There is much more I would like to say, and hopefully much more I will in coming days, but let me leave you with this final thought. Living as one who sees his death keeps you from delay. As that great man of God J.C. Ryle put it, “Tomorrow is the devil’s day, but today is God’s. Satan cares not how spiritual you intentions may be, and how holy your resolutions, so long as they are fixed for tomorrow.” (Thoughts for Young Men, Pg 7) Listen to him, listen to me!! Don’t wait to plan your future, don’t wait to map out your strategy of life, don’t wait to pursue the life of a godly man, don’t wait! This is the day that the Lord has made, don’t wait to form good habits, don’t wait to grow in godliness, take hold of your life today and resolve to daily put to death your sin and pursue Christ-likeness with all your heart. Live as one already dead and death will hold no disappointment for you.

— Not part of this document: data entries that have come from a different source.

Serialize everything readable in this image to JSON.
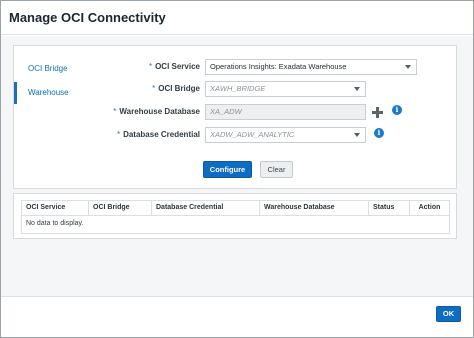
{
  "dialog": {
    "title": "Manage OCI Connectivity"
  },
  "nav": {
    "items": [
      {
        "label": "OCI Bridge"
      },
      {
        "label": "Warehouse"
      }
    ]
  },
  "form": {
    "required_mark": "*",
    "oci_service": {
      "label": "OCI Service",
      "value": "Operations Insights: Exadata Warehouse"
    },
    "oci_bridge": {
      "label": "OCI Bridge",
      "value": "XAWH_BRIDGE"
    },
    "warehouse_database": {
      "label": "Warehouse Database",
      "value": "XA_ADW"
    },
    "database_credential": {
      "label": "Database Credential",
      "value": "XADW_ADW_ANALYTIC"
    },
    "info_glyph": "i",
    "configure_label": "Configure",
    "clear_label": "Clear"
  },
  "table": {
    "columns": [
      "OCI Service",
      "OCI Bridge",
      "Database Credential",
      "Warehouse Database",
      "Status",
      "Action"
    ],
    "empty_text": "No data to display."
  },
  "footer": {
    "ok_label": "OK"
  },
  "colors": {
    "accent": "#0e6cc3",
    "info": "#1f78c8",
    "panel_bg": "#f5f6f7"
  },
  "icons": [
    "caret-down-icon",
    "plus-icon",
    "info-icon"
  ]
}
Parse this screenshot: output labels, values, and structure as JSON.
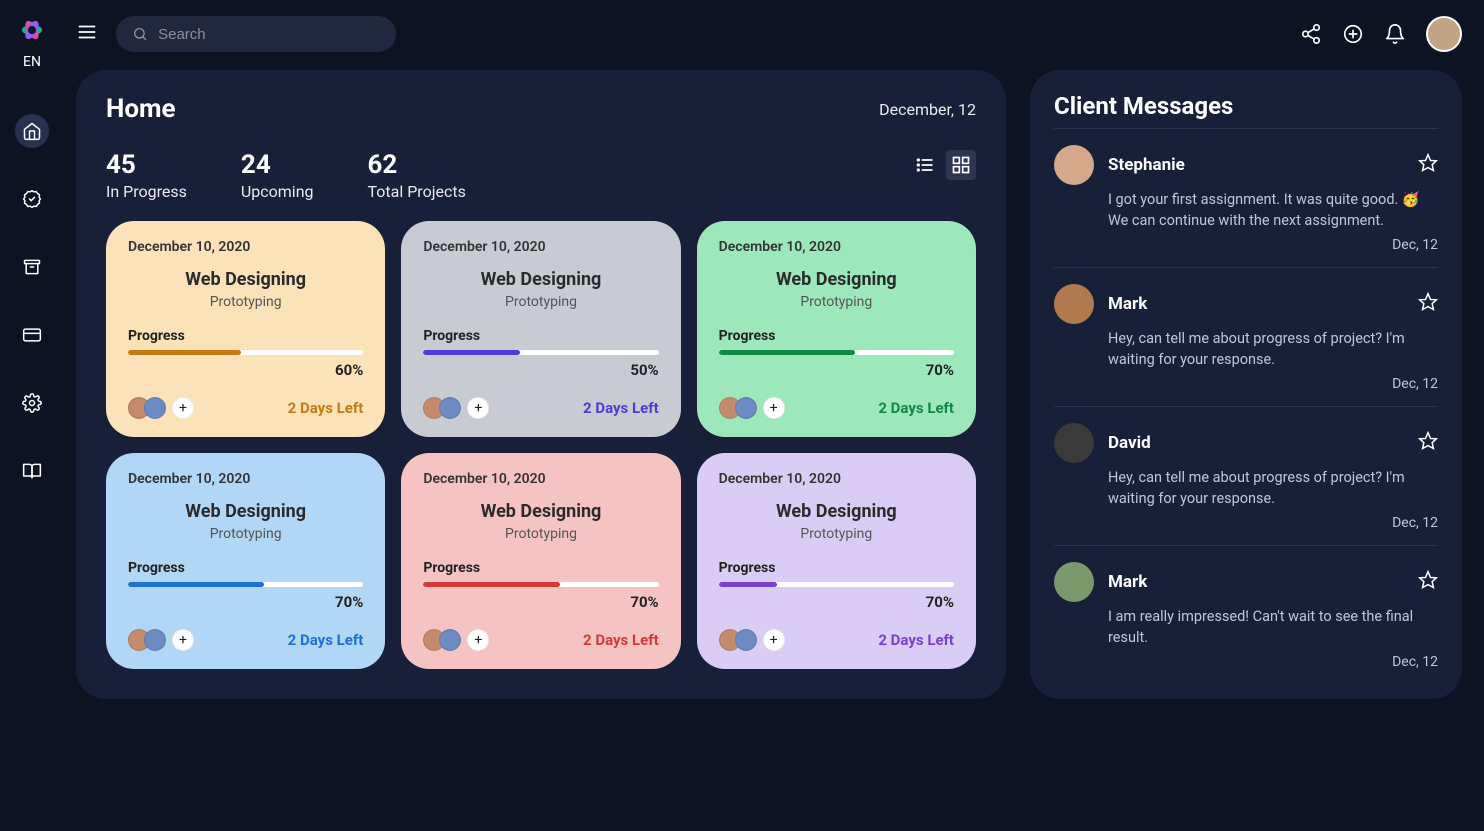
{
  "lang": "EN",
  "search": {
    "placeholder": "Search"
  },
  "page": {
    "title": "Home",
    "date": "December, 12"
  },
  "stats": [
    {
      "value": "45",
      "label": "In Progress"
    },
    {
      "value": "24",
      "label": "Upcoming"
    },
    {
      "value": "62",
      "label": "Total Projects"
    }
  ],
  "cards": [
    {
      "date": "December 10, 2020",
      "title": "Web Designing",
      "sub": "Prototyping",
      "progress_label": "Progress",
      "pct": "60%",
      "width": "48%",
      "days": "2 Days Left",
      "bg": "#fbe2b9",
      "bar": "#c77a12",
      "days_color": "#c77a12"
    },
    {
      "date": "December 10, 2020",
      "title": "Web Designing",
      "sub": "Prototyping",
      "progress_label": "Progress",
      "pct": "50%",
      "width": "41%",
      "days": "2 Days Left",
      "bg": "#c9cbd3",
      "bar": "#4d3dd6",
      "days_color": "#4d3dd6"
    },
    {
      "date": "December 10, 2020",
      "title": "Web Designing",
      "sub": "Prototyping",
      "progress_label": "Progress",
      "pct": "70%",
      "width": "58%",
      "days": "2 Days Left",
      "bg": "#9de8ba",
      "bar": "#0f8a45",
      "days_color": "#0f8a45"
    },
    {
      "date": "December 10, 2020",
      "title": "Web Designing",
      "sub": "Prototyping",
      "progress_label": "Progress",
      "pct": "70%",
      "width": "58%",
      "days": "2 Days Left",
      "bg": "#b0d7f6",
      "bar": "#1f6fd4",
      "days_color": "#1f6fd4"
    },
    {
      "date": "December 10, 2020",
      "title": "Web Designing",
      "sub": "Prototyping",
      "progress_label": "Progress",
      "pct": "70%",
      "width": "58%",
      "days": "2 Days Left",
      "bg": "#f6c3c3",
      "bar": "#d23a3a",
      "days_color": "#d23a3a"
    },
    {
      "date": "December 10, 2020",
      "title": "Web Designing",
      "sub": "Prototyping",
      "progress_label": "Progress",
      "pct": "70%",
      "width": "25%",
      "days": "2 Days Left",
      "bg": "#dacdf5",
      "bar": "#7b3ed4",
      "days_color": "#7b3ed4"
    }
  ],
  "messages_title": "Client Messages",
  "messages": [
    {
      "name": "Stephanie",
      "body": "I got your first assignment. It was quite good. 🥳 We can continue with the next assignment.",
      "date": "Dec, 12",
      "avatar": "#d6a88a"
    },
    {
      "name": "Mark",
      "body": "Hey, can tell me about progress of project? I'm waiting for your response.",
      "date": "Dec, 12",
      "avatar": "#b07a4e"
    },
    {
      "name": "David",
      "body": "Hey, can tell me about progress of project? I'm waiting for your response.",
      "date": "Dec, 12",
      "avatar": "#3a3a3a"
    },
    {
      "name": "Mark",
      "body": "I am really impressed! Can't wait to see the final result.",
      "date": "Dec, 12",
      "avatar": "#7a9a6e"
    }
  ]
}
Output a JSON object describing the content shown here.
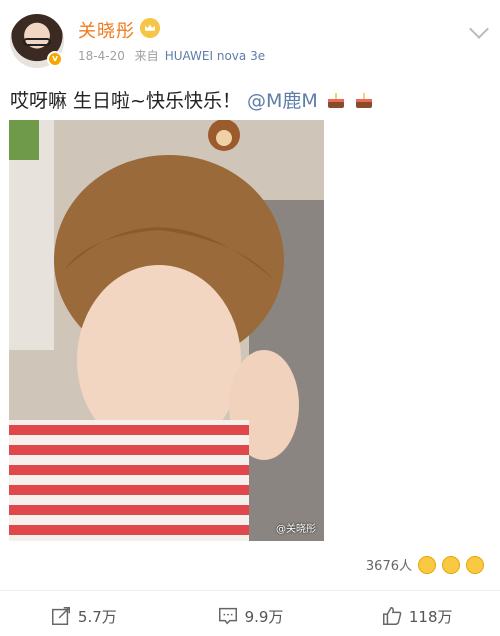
{
  "post": {
    "username": "关晓彤",
    "date": "18-4-20",
    "source_prefix": "来自",
    "source_device": "HUAWEI nova 3e",
    "text": "哎呀嘛 生日啦~快乐快乐！",
    "mention": "@M鹿M",
    "photo_watermark": "@关晓彤"
  },
  "reactions": {
    "likes_text": "3676人"
  },
  "actions": {
    "repost": "5.7万",
    "comment": "9.9万",
    "like": "118万"
  },
  "icons": [
    "vip-badge-icon",
    "crown-icon",
    "chevron-down-icon",
    "cake-icon",
    "emoji-icon",
    "repost-icon",
    "comment-icon",
    "like-icon"
  ],
  "colors": {
    "username": "#f07b1e",
    "link": "#5d7ea8",
    "meta": "#a0a0a0"
  }
}
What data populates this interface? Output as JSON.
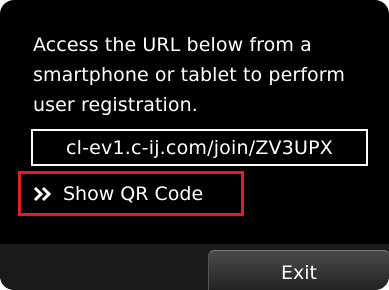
{
  "dialog": {
    "message": "Access the URL below from a smartphone or tablet to perform user registration.",
    "url": "cl-ev1.c-ij.com/join/ZV3UPX",
    "show_qr_label": "Show QR Code",
    "exit_label": "Exit"
  },
  "colors": {
    "background": "#000000",
    "text": "#ffffff",
    "highlight_border": "#e31d25"
  },
  "icons": {
    "qr_link_icon": "double-chevron-right-icon"
  }
}
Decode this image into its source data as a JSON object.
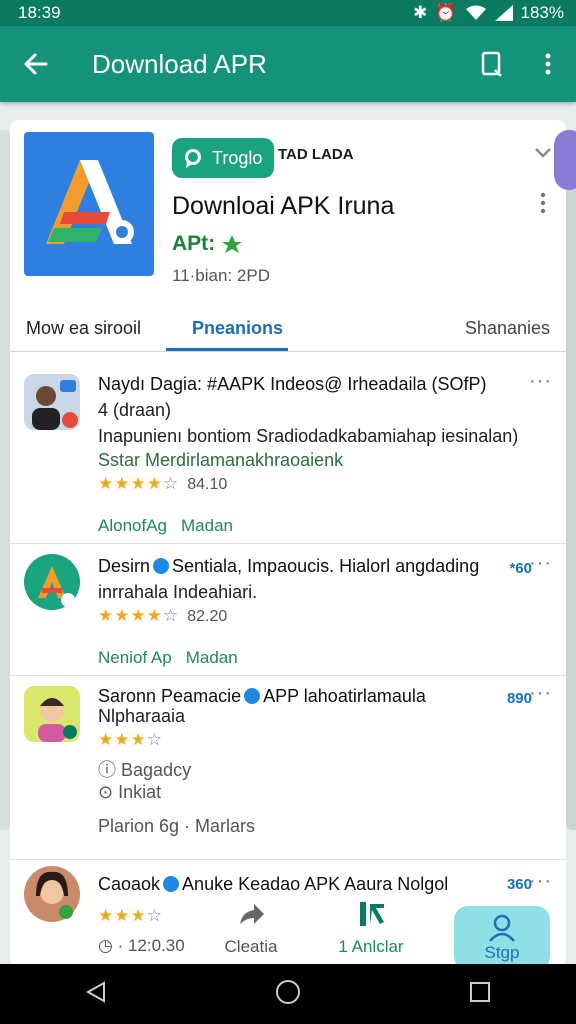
{
  "status_bar": {
    "time": "18:39",
    "battery": "183%"
  },
  "app_bar": {
    "title": "Download APR"
  },
  "hero": {
    "chip_label": "Troglo",
    "chip_side": "TAD LADA",
    "title": "Downloai APK Iruna",
    "subtitle": "APt:",
    "meta": "11·bian: 2PD"
  },
  "tabs": [
    {
      "label": "Mow ea sirooil"
    },
    {
      "label": "Pneanions"
    },
    {
      "label": "Shananies"
    }
  ],
  "posts": [
    {
      "title": "Naydı Dagia: #AAPK Indeos@ Irheadaila (SOfP)",
      "line2": "4 (draan)",
      "line3": "Inapunienı bontiom Sradiodadkabamiahap iesinalan)",
      "line4": "Sstar Merdirlamanakhraoaienk",
      "rating": "84.10",
      "foot1": "AlonofAg",
      "foot2": "Madan",
      "more": "···"
    },
    {
      "title_a": "Desirn",
      "title_b": "Sentiala, Impaoucis. Hialorl angdading",
      "tag": "*60",
      "line2": "inrrahala Indeahiari.",
      "rating": "82.20",
      "foot1": "Neniof Ap",
      "foot2": "Madan",
      "more": "···"
    },
    {
      "title_a": "Saronn Peamacie",
      "title_b": "APP lahoatirlamaula",
      "line1b": "Nlpharaaia",
      "tag": "890",
      "meta1": "Bagadcy",
      "meta2": "Inkiat",
      "foot": "Plarion 6g · Marlars",
      "more": "···"
    },
    {
      "title_a": "Caoaok",
      "title_b": "Anuke Keadao APK Aaura Nolgol",
      "tag": "360",
      "more": "···"
    }
  ],
  "bottom_actions": {
    "time": "· 12:0.30",
    "share": "Cleatia",
    "download": "1 Anlclar",
    "stop": "Stgp"
  }
}
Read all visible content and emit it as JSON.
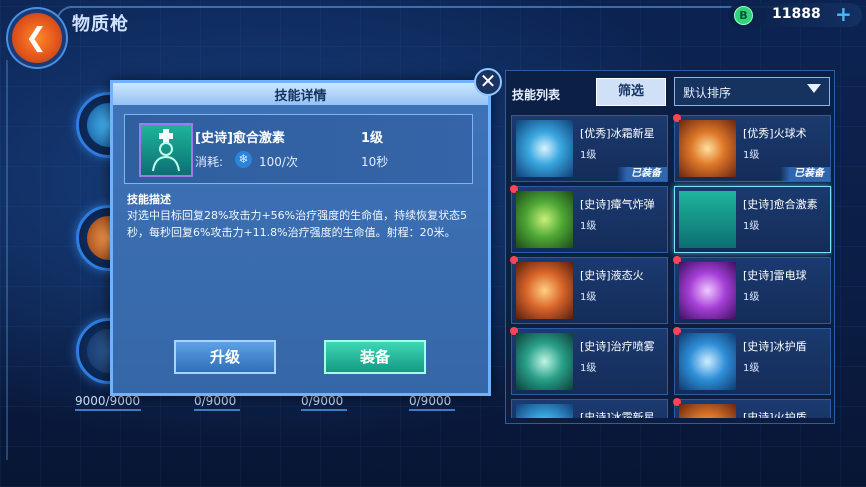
{
  "header": {
    "title": "物质枪",
    "back_icon": "back-arrow-icon"
  },
  "currency": {
    "icon": "B",
    "value": "11888",
    "add_label": "+"
  },
  "slots": {
    "progress": [
      "9000/9000",
      "0/9000",
      "0/9000",
      "0/9000"
    ]
  },
  "dialog": {
    "title": "技能详情",
    "close_label": "✕",
    "skill": {
      "name": "[史诗]愈合激素",
      "level": "1级",
      "cost_label": "消耗:",
      "cost_icon": "❄",
      "cost_value": "100/次",
      "cooldown": "10秒"
    },
    "description_title": "技能描述",
    "description": "对选中目标回复28%攻击力+56%治疗强度的生命值，持续恢复状态5秒，每秒回复6%攻击力+11.8%治疗强度的生命值。射程：20米。",
    "upgrade_label": "升级",
    "equip_label": "装备"
  },
  "skill_list": {
    "title": "技能列表",
    "filter_label": "筛选",
    "sort_value": "默认排序",
    "items": [
      {
        "name": "[优秀]冰霜新星",
        "level": "1级",
        "tag": "已装备",
        "color": "#3aa7e0"
      },
      {
        "name": "[优秀]火球术",
        "level": "1级",
        "tag": "已装备",
        "color": "#e07a2a"
      },
      {
        "name": "[史诗]瘴气炸弹",
        "level": "1级",
        "tag": "",
        "color": "#4fa836"
      },
      {
        "name": "[史诗]愈合激素",
        "level": "1级",
        "tag": "",
        "color": "#1fb59a"
      },
      {
        "name": "[史诗]液态火",
        "level": "1级",
        "tag": "",
        "color": "#d9652a"
      },
      {
        "name": "[史诗]雷电球",
        "level": "1级",
        "tag": "",
        "color": "#a63fd8"
      },
      {
        "name": "[史诗]治疗喷雾",
        "level": "1级",
        "tag": "",
        "color": "#2aa08a"
      },
      {
        "name": "[史诗]冰护盾",
        "level": "1级",
        "tag": "",
        "color": "#2f8fd8"
      },
      {
        "name": "[史诗]冰霜新星",
        "level": "",
        "tag": "",
        "color": "#3aa7e0"
      },
      {
        "name": "[史诗]火护盾",
        "level": "",
        "tag": "",
        "color": "#e07a2a"
      }
    ]
  }
}
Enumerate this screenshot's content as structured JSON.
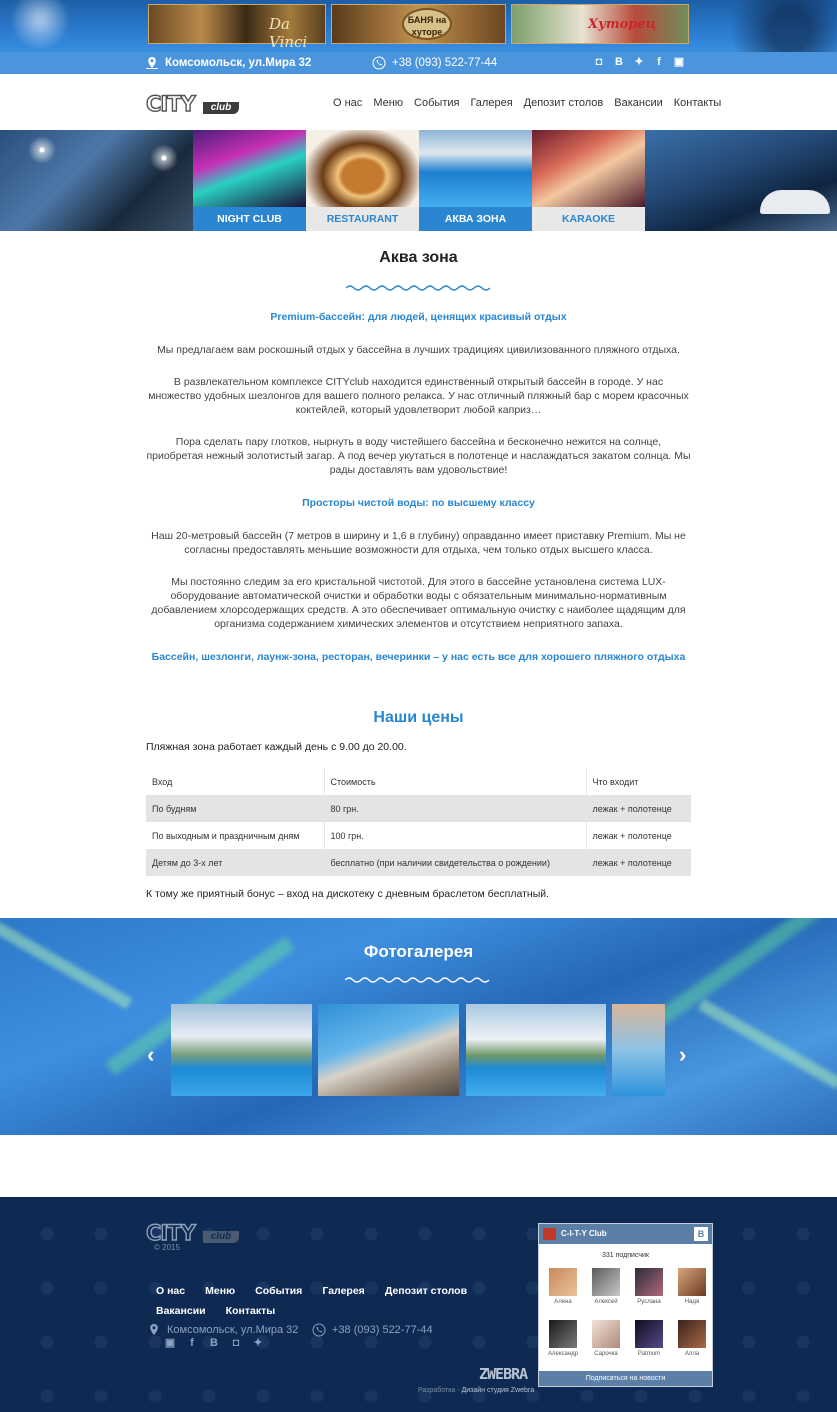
{
  "contacts": {
    "address": "Комсомольск, ул.Мира 32",
    "phone": "+38 (093) 522-77-44"
  },
  "ads": {
    "ad1_text": "Da Vinci",
    "ad2_text": "БАНЯ на хуторе",
    "ad3_text": "Хуторец"
  },
  "nav": [
    "О нас",
    "Меню",
    "События",
    "Галерея",
    "Депозит столов",
    "Вакансии",
    "Контакты"
  ],
  "logo": {
    "city": "CITY",
    "club": "club"
  },
  "tabs": [
    "NIGHT CLUB",
    "RESTAURANT",
    "АКВА ЗОНА",
    "KARAOKE"
  ],
  "page": {
    "title": "Аква зона",
    "sub1": "Premium-бассейн: для людей, ценящих красивый отдых",
    "p1": "Мы предлагаем вам роскошный отдых у бассейна в лучших традициях цивилизованного пляжного отдыха.",
    "p2": "В развлекательном комплексе CITYclub находится единственный открытый бассейн в городе. У нас множество удобных шезлонгов для вашего полного релакса. У нас отличный пляжный бар с морем красочных коктейлей, который удовлетворит любой каприз…",
    "p3": "Пора сделать пару глотков, нырнуть в воду чистейшего бассейна и бесконечно нежится на солнце, приобретая нежный золотистый загар. А под вечер укутаться в полотенце и наслаждаться закатом солнца. Мы рады доставлять вам удовольствие!",
    "sub2": "Просторы чистой воды: по высшему классу",
    "p4": "Наш 20-метровый бассейн (7 метров в ширину и 1,6 в глубину) оправданно имеет приставку Premium. Мы не согласны предоставлять меньшие возможности для отдыха, чем только отдых высшего класса.",
    "p5": "Мы постоянно следим за его кристальной чистотой. Для этого в бассейне установлена система LUX-оборудование автоматической очистки и обработки воды с обязательным минимально-нормативным добавлением хлорсодержащих средств. А это обеспечивает оптимальную очистку с наиболее щадящим для организма содержанием химических элементов и отсутствием неприятного запаха.",
    "sub3": "Бассейн, шезлонги, лаунж-зона, ресторан, вечеринки – у нас есть все для хорошего пляжного отдыха"
  },
  "prices": {
    "title": "Наши цены",
    "hours": "Пляжная зона работает каждый день с 9.00 до 20.00.",
    "headers": [
      "Вход",
      "Стоимость",
      "Что входит"
    ],
    "rows": [
      [
        "По будням",
        "80 грн.",
        "лежак + полотенце"
      ],
      [
        "По выходным и праздничным дням",
        "100 грн.",
        "лежак + полотенце"
      ],
      [
        "Детям до 3-х лет",
        "бесплатно (при наличии свидетельства о рождении)",
        "лежак + полотенце"
      ]
    ],
    "bonus": "К тому же приятный бонус – вход на дискотеку с дневным браслетом бесплатный."
  },
  "gallery": {
    "title": "Фотогалерея"
  },
  "footer": {
    "copyright": "© 2015",
    "nav": [
      "О нас",
      "Меню",
      "События",
      "Галерея",
      "Депозит столов",
      "Вакансии",
      "Контакты"
    ],
    "studio_logo": "ZWEBRA",
    "dev_prefix": "Разработка - ",
    "dev_name": "Дизайн студия Zwebra"
  },
  "vk": {
    "name": "C-I-T-Y Club",
    "button": "В",
    "count": "331 подписчик",
    "users": [
      "Алена",
      "Алексей",
      "Руслана",
      "Надя",
      "Александр",
      "Сарочка",
      "Patmum",
      "Алла"
    ],
    "subscribe": "Подписаться на новости"
  },
  "colors": {
    "accent": "#2a86d0",
    "info_bar": "#4a95dc",
    "footer": "#0e2a52",
    "vk": "#5b7fa6"
  }
}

Tuesday, September 15, 2009

The Hobby

Hello to everyone who may someday read this. I must say I didn't expect to find you reading this as it is not the type of thing most people read. But then you aren't most people are you. You are you, and don't you deny it! You are one of the few people in the world who has carved out the time to reach out and touch your mouse button in a quest for deeper learning and now you have found me. You have found me, but whether you have found deeper learning, that is for you to decide. All I can offer you is my simple hobby-to write. I love to write and have concluded that this will be my outlet. "Write about what?' you may ask, and rightly so. "Why write at all?" you may also ask, and with the same degree of rightness.

The answer to the former goes without saying, but then what am I typing for if it isn't to say something. I want to write about everything, as long as it is not my own personal daily doings that will bore you to death and yet somehow draw you into an obsession with those same doings that will subdue your consciousness with their inanity. Not to say there isn't a place for blogs of a personal nature, there simply isn't a place for one about me. No, I hope to present articles of interest, entertainment, and edification on a variety of topics. Some of the topics you may see here (or may not) would fall into the following categories: Father to Son--A series of Paternal letters advising sons on the various areas of life that will confront them; Odds and Ends--A series of odd observations on life in general; Love and Marriage--A series and marriage; The ministry of the Church--I think you get the idea.

The answer to the latter is a bit more worrisome to me. In all
truthfulness (not just some of it, mind you) my writing is really more for me than anyone else. As I make that confession I realize that I am in danger of arrogance and perhaps a bit of that narcissism that I previously claimed to be avoiding. Please permit me to explain myself. I have long enjoyed writing, but simply didn't do it. I have long had thoughts, but simply didn't think them out. In this blog I hope to do both. Whether you are able to profit by the result is only for you to decide, but remember as you read, this is a hobby.

Yes, dear Reader, consider the path you are starting down. As with any hobby, before there can be the gleaming, vintage roadster--there must be the rusting hulk in the garage; before there can be the finely crafted dining set, there must be the wobbly, scarred chair. But if you are the adventurous type or are simply like the neighbor who comes to watch the rusted hulk sanded and painted to gloss or the rough chunks of wood carved into beauty, I invite you to read on. Read with patience, but read nonetheless.